Russian Cossacks patrol at the Rosa Khutor Alpine Resort in Krasnaya Polyana, near Sochi, yesterday.
MOSCOW: The Sochi Winter Olympics are meant to be Vladimir Putin’s crowning achievement as Russian leader but are in danger of becoming a symbol of his country’s problems.
When the Games open with great fanfare on February 7, the president will be there to revel in the unlikely feat of turning an ageing sub-tropical resort on the Black Sea into a glittering modern hub for a Winter Games in seven years.
He hopes the most expensive Games in Olympic history — summer or winter — will validate his role as Russia’s supreme leader, unite the country behind him and show how far it has come since Soviet days.
“I would like the participants, fans, journalists and all those who watch the Games on television to see a new Russia, see its face and possibilities, take a fresh and unbiased look at the country,” he told the media in Sochi.
But the preparations for the Games have also put the spotlight on Russia’s problems.
For all his assurances that a “ring of steel” around Sochi will make the Games safe, security forces have spent the past week hunting for a woman who is suspected of planning a suicide bombing and may already be in the city.
Tales of corruption, outrage over his friends and allies winning lucrative Olympic building contracts, worries about damage to the environment and reports of migrant construction workers being mistreated must be ringing in Putin’s ears.
The Games’ projected $50bn price tag looks even more of a gamble now that Russia’s economy has taken a turn for the worse in the past few months.
When Putin almost single-handedly won Russia the right to host the Games in 2007, the economy of the world’s largest country’s was in overdrive, powered by high oil prices, after registering annual growth of over six percent in each of the previous four years.
But that was before the 2008-09 global financial crisis, and the political and economic stagnation that has discouraged foreign investment in Russia during Putin’s third term as president. Growth is expected to be only about two percent this year and Russian banks are starting to look badly exposed.

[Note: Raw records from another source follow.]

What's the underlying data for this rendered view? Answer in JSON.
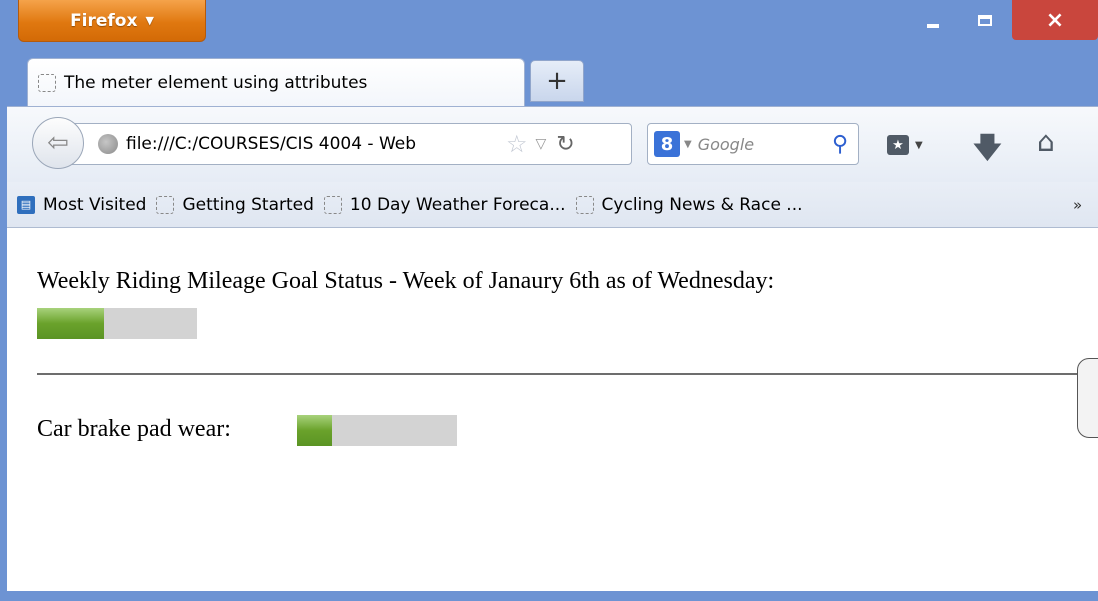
{
  "window": {
    "app_menu_label": "Firefox",
    "minimize_glyph": "_",
    "close_glyph": "×"
  },
  "tabs": [
    {
      "label": "The meter element using attributes"
    }
  ],
  "new_tab_glyph": "+",
  "navbar": {
    "url": "file:///C:/COURSES/CIS 4004 - Web",
    "search_placeholder": "Google",
    "search_engine_glyph": "8"
  },
  "bookmarks": [
    {
      "label": "Most Visited"
    },
    {
      "label": "Getting Started"
    },
    {
      "label": "10 Day Weather Foreca..."
    },
    {
      "label": "Cycling News & Race ..."
    }
  ],
  "bookmarks_overflow": "»",
  "content": {
    "goal_label": "Weekly Riding Mileage Goal Status - Week of Janaury 6th as of Wednesday:",
    "goal_meter_fraction": 0.42,
    "brake_label": "Car brake pad wear:",
    "brake_meter_fraction": 0.22
  },
  "colors": {
    "meter_fill": "#6aa22b",
    "meter_track": "#d3d3d3",
    "titlebar": "#6d93d3",
    "close_button": "#c9463d",
    "firefox_button": "#e07810"
  }
}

Putin sees the Sochi Games, which last until February 23, as a chance to give the resort a makeover and revive big infrastructure projects. Sochi has long resembled a huge construction site, but now boasts hotels providing 40,000 new rooms, state-of-the-art stadiums and a new road and railway line to the ski resort of Krasnaya Polyana that cost about $8bn.
Putin said allegations of corruption were “nothing but talk”, underlining that half of the budget came from private funds and half from state coffers.
About 6,000 athletes, coaches and officials from around 90 countries will take part in events ranging from Alpine skiing to ice hockey and snowboarding.
The biggest potential threat to the Games is a militant attack on Sochi, which lies on the western edge of the mainly Muslim North Caucasus, scene of an insurgency aiming to create an Islamist state.
Islamist leader Doku Umarov has urged followers to prevent the Games going ahead.
Putin has put about 37,000 personnel on combat alert in Sochi and drones and warships are being deployed. Security is also high nationwide.
Another potential party-spoiler could be demonstrations over a law banning the spread of “homosexual propaganda” among minors.
Putin is hoping the spotlight finally turns on the positive once the Games begin, and will do all he can to ensure it is a personal and national triumph, even though he denies having personal ambitions with respect to the Games. “As you know, there is a strong connection between the Olympic Games, progress in sport and the successful development of a nation overall,” he said. “I hope it will happen.”